Couple educates others about early-onset Alzheimer’s
In 2012, Ken Sullivan began struggling in his job at a financial services firm in Boston. He had always gotten good evaluations, but was feeling stressed, anxious, more disorganized, and less outgoing.
The year before, his wife began to notice that he would go out on errands and return home without having done them. “One time he forgot to pick our friends up from the airport,” she says. And he would leave the stove on while he was gone, once causing a pot to explode.
In 2013, Sullivan was let go from his job. At age 47, with two young daughters, he looked for other work, to no avail.
When the couple, who married in 2001, sought medical advice, doctors told them his symptoms were the result of stress, and prescribed an anti-anxiety medication. “It was like pulling teeth to get a referral to a neurologist,” says his wife, Michelle Palomera Sullivan.
In June 2013, after a battery of neuropsychological tests and an MRI, a neurologist finally put a name to it: early-onset Alzheimer’s disease.
The couple, who live in Scituate, know the phrase terrifies a whole generation of baby boomers, and that is why they decided to go public with their story. More than 5 million Americans have the disease, and it is the sixth-leading cause of death, according to the nonprofit Alzheimer’s Association. But most patients are elderly.
One of the couple’s main goals is to encourage education about early Alzheimer’s, not just for the public, but also for physicians. “Primary-care doctors don’t understand the disease well enough,” says Palomera Sullivan. “People like my husband could be getting treatment earlier. He is 10 times better than he was in 2012.”
Neurologists, too, should be “more aggressive,” she says.
“When they see someone like Ken walk in, they shouldn’t assume it’s not Alzheimer’s.”
Though there is no cure for the disease, Sullivan is on a couple of medications that reduce some of the symptoms, as well as an antianxiety drug.
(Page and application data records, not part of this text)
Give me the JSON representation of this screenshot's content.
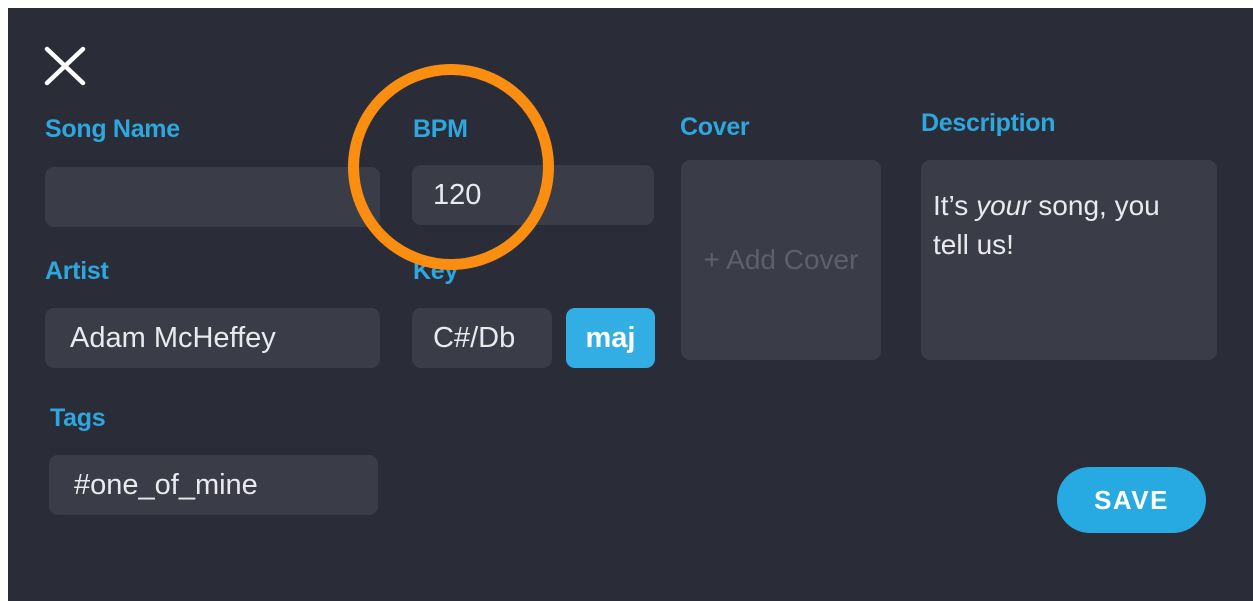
{
  "form": {
    "close_icon": "close-icon",
    "song_name": {
      "label": "Song Name",
      "value": ""
    },
    "bpm": {
      "label": "BPM",
      "value": "120"
    },
    "cover": {
      "label": "Cover",
      "placeholder": "+ Add Cover"
    },
    "description": {
      "label": "Description",
      "value_pre": "It’s ",
      "value_em": "your",
      "value_post": " song, you tell us!"
    },
    "artist": {
      "label": "Artist",
      "value": "Adam McHeffey"
    },
    "key": {
      "label": "Key",
      "value": "C#/Db",
      "mode": "maj"
    },
    "tags": {
      "label": "Tags",
      "value": "#one_of_mine"
    },
    "save_label": "SAVE"
  },
  "colors": {
    "background": "#2a2c38",
    "field": "#3a3c48",
    "accent": "#2ea6de",
    "highlight_ring": "#fa8e10"
  }
}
But they do not halt the progression of the condition.
“A lot of people don’t get diagnosed,” says Sullivan, a fit-looking man with prematurely white hair. “Thankfully, Michelle pushed me to do it and, thank God, we had the means.”
He is enrolled in a clinical trial where he gets his medication — or a placebo — once a month. “I feel good, but fatigue is my enemy,” he says.
Palomera Sullivan is a managing director at a software design consulting firm, and their girls — Leah, 9, and Abby, 11 — are busy with school and extracurriculars. “I was hunkered down here, wondering what I was going to do next,” says Sullivan, who is now 48.
He began to volunteer with the Alzheimer’s Association and was recently named an early-stage adviser, speaking to groups about awareness and education. “My role is to tell my story,” he says.
His wife adds: “And to remove the stigma. When we got the diagnosis, we were shell-shocked, freaked out. It’s an isolating disease.”
But her husband says he is “socializing” the disease. “I play golf with friends, I helped plan my high school reunion,” he says. “Social and physical activities help me cognitively.” His biggest issue, he says, is his short-term memory.
In April, he and his wife lobbied Congress to fund Alzheimer’s research. “A staggering amount of money is spent on caring for people with it, but they should put money into [researching] it like they do cancer and heart disease,” she says.
Sullivan has been asked to read a television script for an ABC sitcom featuring a family dealing with Alzheimer’s. He has spoken to Harvard Medical School students. And he and his wife recently spoke at an MIT AgeLab program about financial planning and the disease.
Through solicitation and pledge walks — and their girls’ lemonade stand for Alzheimer’s — the family has raised $65,000 for the cause.
At home, Palomera Sullivan does the errands and the household finances. Sullivan volunteers at the Friendship Home in Norwell, where he teaches finances to young adults with mental disabilities.
On Nov. 12, at Black Rock Country Club in Hingham, the couple plan to attend a question-and-answer session and signing by Greg O’Brien, a veteran journalist with a new book about his diagnosis at age 59: “On Pluto: Inside the Mind of Alzheimer’s.” Ken Sullivan is slowly but surely making his way through the book.